Prompt ▸
Look through the listing for the string "JSON" and copy out every line that holds it.

Given entries ▸

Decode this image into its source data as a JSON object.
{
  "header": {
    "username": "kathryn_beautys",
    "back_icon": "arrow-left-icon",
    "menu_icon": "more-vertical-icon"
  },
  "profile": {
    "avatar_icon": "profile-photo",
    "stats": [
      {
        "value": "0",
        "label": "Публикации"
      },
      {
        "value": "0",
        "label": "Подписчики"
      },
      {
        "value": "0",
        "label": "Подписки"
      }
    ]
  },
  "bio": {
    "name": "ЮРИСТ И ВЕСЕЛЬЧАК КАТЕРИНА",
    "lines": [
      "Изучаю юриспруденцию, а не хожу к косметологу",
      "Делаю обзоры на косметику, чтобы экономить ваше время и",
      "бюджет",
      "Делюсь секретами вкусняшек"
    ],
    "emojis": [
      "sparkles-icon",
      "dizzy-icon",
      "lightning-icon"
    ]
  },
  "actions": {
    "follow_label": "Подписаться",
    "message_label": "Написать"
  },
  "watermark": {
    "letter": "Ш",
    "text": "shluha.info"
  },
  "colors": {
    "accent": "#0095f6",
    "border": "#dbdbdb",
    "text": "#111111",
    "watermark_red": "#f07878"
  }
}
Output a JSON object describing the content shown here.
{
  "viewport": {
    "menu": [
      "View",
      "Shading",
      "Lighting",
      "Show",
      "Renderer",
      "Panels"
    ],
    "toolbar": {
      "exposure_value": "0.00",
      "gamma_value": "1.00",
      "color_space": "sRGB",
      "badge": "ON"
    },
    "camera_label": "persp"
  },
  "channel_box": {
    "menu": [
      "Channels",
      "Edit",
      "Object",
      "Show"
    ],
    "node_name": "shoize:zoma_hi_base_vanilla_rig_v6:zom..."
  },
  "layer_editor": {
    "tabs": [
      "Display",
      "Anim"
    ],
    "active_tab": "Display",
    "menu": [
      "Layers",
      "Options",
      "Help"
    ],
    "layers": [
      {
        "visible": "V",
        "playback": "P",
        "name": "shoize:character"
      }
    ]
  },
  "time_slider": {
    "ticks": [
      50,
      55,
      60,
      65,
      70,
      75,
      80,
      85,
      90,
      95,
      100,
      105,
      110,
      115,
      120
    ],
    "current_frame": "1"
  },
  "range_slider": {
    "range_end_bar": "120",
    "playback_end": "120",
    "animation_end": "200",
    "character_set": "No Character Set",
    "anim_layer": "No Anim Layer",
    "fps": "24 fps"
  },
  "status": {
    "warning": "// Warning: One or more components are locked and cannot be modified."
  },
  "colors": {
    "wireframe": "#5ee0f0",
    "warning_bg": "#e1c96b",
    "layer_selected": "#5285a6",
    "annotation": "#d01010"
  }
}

Result ▸
Decode this image into its source data as a JSON object.
Output a JSON object describing the content shown here.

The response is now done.